The House Democratic leadership, at the suggestion of House Foreign Affairs Committee Chairman Dante B. Fascell (D-Fla.), is studying several steps that would allow Congress to keep track of events in the Persian Gulf crisis after the congressional session ends.

One element would be to include a provision in the adjournment resolution that would allow Speaker Thomas S. Foley (D-Wash.) and Sen. Robert C. Byrd (D-W. Va.), president pro tempore of the Senate, to reconvene Congress in the event of military action involving U.S. troops in the Persian Gulf, Fascell said yesterday in an interview.

If the 101st Congress adjourns without such a provision, only President Bush could call members back to Washington before the 102nd Congress organizes in January 1991.

"Congress should retain the right in either recess or adjournment to come back in because of the situation in the Middle East and not leave it up to the president," Fascell said.

Fascell called the move "a precaution, but common sense," adding he hoped it would "level off some of the unfair speculation that {the Bush administration} would not allow anything to happen until Congress leaves town."

Another step being pushed by Fascell, which has been discussed in the Senate, would be the creation of an informal bipartisan group of House and Senate leaders available for regular consultation during adjournment with Bush and his aides.

"Without getting too formal about it," Fascell said, "at this time with these important events in the Middle East, it would be useful if this group holds itself available, if it is not necessary to call Congress back."

Fascell and other key House members already have had some private consultations on the Persian Gulf with the president, according to House sources.

"With Bush we have had consultation," Fascell said. "Not always enough, but there is the question of how to do this without destroying {the president's} flexibility."

Fascell added that "a consultative group can work if you start out far enough in advance."
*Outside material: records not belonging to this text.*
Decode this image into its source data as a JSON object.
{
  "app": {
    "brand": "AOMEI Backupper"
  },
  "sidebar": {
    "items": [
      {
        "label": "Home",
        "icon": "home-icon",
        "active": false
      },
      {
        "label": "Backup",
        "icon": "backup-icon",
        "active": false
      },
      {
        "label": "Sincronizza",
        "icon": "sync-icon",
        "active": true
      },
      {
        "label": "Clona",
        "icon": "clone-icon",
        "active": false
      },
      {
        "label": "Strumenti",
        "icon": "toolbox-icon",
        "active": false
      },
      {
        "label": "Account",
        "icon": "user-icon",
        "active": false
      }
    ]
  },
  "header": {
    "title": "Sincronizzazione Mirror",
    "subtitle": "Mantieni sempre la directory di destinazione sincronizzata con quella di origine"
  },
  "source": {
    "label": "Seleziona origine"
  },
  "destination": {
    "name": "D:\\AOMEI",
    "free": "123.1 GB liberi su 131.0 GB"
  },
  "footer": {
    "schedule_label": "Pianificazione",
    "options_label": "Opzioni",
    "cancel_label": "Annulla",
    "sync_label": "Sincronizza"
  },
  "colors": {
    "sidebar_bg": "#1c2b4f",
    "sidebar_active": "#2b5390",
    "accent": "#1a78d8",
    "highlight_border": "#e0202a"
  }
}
His hope, Fascell said, was that an informal group could be announced jointly by Congress and the White House, "without placing the president in a difficult position."

Foley is sympathetic to these moves, but has not had time to study them, according to an aide. House Minority Leader Robert H. Michel (R-Ill.) is "aware of the proposals," an aide said, "but he has not yet been consulted."

Rep. Peter A. DeFazio (D-Ore.) has circulated a letter among his Democratic colleagues asking Foley to support the move to have Congress reconvened in the event that U.S. forces attack or are attacked in the Persian Gulf.

Saying that Bush has been talking to some members of Congress about the possible use of force, DeFazio said yesterday in a statement, "Asking for the opinions of a few members of Congress does not fulfill the requirements of the Constitution."

DeFazio was the only House member to speak out against a recent amendment brought to the floor by Fascell that supported Bush's actions in the Persian Gulf. Fascell is one of 40 Democrats who have signed DeFazio's letter.